The input
_____
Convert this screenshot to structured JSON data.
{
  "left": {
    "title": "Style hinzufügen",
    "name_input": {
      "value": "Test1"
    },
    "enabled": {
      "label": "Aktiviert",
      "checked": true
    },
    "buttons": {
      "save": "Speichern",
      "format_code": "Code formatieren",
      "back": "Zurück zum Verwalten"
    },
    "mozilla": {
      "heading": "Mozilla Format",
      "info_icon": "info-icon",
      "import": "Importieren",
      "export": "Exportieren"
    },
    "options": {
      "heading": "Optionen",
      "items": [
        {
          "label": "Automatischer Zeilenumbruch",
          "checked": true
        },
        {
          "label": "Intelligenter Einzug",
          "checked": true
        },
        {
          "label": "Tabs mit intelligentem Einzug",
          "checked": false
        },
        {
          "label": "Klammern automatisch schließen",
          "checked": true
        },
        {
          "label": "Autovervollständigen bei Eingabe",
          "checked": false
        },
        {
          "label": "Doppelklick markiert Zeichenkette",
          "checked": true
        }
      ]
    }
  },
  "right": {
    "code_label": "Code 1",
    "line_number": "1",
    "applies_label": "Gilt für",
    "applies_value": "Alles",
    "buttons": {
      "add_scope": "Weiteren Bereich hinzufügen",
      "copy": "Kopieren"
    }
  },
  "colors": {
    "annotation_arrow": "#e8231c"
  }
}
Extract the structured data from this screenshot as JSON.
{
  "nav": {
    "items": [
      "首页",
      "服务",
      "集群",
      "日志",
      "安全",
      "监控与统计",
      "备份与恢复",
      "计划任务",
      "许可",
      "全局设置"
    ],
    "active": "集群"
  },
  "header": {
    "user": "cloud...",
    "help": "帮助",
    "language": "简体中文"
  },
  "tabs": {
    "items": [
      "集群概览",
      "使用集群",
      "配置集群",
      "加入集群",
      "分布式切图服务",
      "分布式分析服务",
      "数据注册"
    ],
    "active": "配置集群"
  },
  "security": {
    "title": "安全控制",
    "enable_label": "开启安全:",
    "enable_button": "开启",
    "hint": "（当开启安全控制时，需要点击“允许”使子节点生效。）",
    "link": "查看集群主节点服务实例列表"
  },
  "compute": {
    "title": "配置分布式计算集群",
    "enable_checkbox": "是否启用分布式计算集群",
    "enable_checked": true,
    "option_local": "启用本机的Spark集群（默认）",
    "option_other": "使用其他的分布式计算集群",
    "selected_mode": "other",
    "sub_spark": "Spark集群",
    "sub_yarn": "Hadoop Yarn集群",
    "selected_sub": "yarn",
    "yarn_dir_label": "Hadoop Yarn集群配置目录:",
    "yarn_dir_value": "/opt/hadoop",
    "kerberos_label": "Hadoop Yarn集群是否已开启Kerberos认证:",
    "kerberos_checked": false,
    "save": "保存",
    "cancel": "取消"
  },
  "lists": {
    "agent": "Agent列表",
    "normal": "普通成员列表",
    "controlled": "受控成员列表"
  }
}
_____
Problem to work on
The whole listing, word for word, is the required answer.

Written answer
Convert this screenshot to structured JSON data.
{
  "left": {
    "title": "Style hinzufügen",
    "name_input": {
      "value": "Test1"
    },
    "enabled": {
      "label": "Aktiviert",
      "checked": true
    },
    "buttons": {
      "save": "Speichern",
      "format_code": "Code formatieren",
      "back": "Zurück zum Verwalten"
    },
    "mozilla": {
      "heading": "Mozilla Format",
      "info_icon": "info-icon",
      "import": "Importieren",
      "export": "Exportieren"
    },
    "options": {
      "heading": "Optionen",
      "items": [
        {
          "label": "Automatischer Zeilenumbruch",
          "checked": true
        },
        {
          "label": "Intelligenter Einzug",
          "checked": true
        },
        {
          "label": "Tabs mit intelligentem Einzug",
          "checked": false
        },
        {
          "label": "Klammern automatisch schließen",
          "checked": true
        },
        {
          "label": "Autovervollständigen bei Eingabe",
          "checked": false
        },
        {
          "label": "Doppelklick markiert Zeichenkette",
          "checked": true
        }
      ]
    }
  },
  "right": {
    "code_label": "Code 1",
    "line_number": "1",
    "applies_label": "Gilt für",
    "applies_value": "Alles",
    "buttons": {
      "add_scope": "Weiteren Bereich hinzufügen",
      "copy": "Kopieren"
    }
  },
  "colors": {
    "annotation_arrow": "#e8231c"
  }
}
Extract the structured data from this screenshot as JSON.
{
  "nav": {
    "items": [
      "首页",
      "服务",
      "集群",
      "日志",
      "安全",
      "监控与统计",
      "备份与恢复",
      "计划任务",
      "许可",
      "全局设置"
    ],
    "active": "集群"
  },
  "header": {
    "user": "cloud...",
    "help": "帮助",
    "language": "简体中文"
  },
  "tabs": {
    "items": [
      "集群概览",
      "使用集群",
      "配置集群",
      "加入集群",
      "分布式切图服务",
      "分布式分析服务",
      "数据注册"
    ],
    "active": "配置集群"
  },
  "security": {
    "title": "安全控制",
    "enable_label": "开启安全:",
    "enable_button": "开启",
    "hint": "（当开启安全控制时，需要点击“允许”使子节点生效。）",
    "link": "查看集群主节点服务实例列表"
  },
  "compute": {
    "title": "配置分布式计算集群",
    "enable_checkbox": "是否启用分布式计算集群",
    "enable_checked": true,
    "option_local": "启用本机的Spark集群（默认）",
    "option_other": "使用其他的分布式计算集群",
    "selected_mode": "other",
    "sub_spark": "Spark集群",
    "sub_yarn": "Hadoop Yarn集群",
    "selected_sub": "yarn",
    "yarn_dir_label": "Hadoop Yarn集群配置目录:",
    "yarn_dir_value": "/opt/hadoop",
    "kerberos_label": "Hadoop Yarn集群是否已开启Kerberos认证:",
    "kerberos_checked": false,
    "save": "保存",
    "cancel": "取消"
  },
  "lists": {
    "agent": "Agent列表",
    "normal": "普通成员列表",
    "controlled": "受控成员列表"
  }
}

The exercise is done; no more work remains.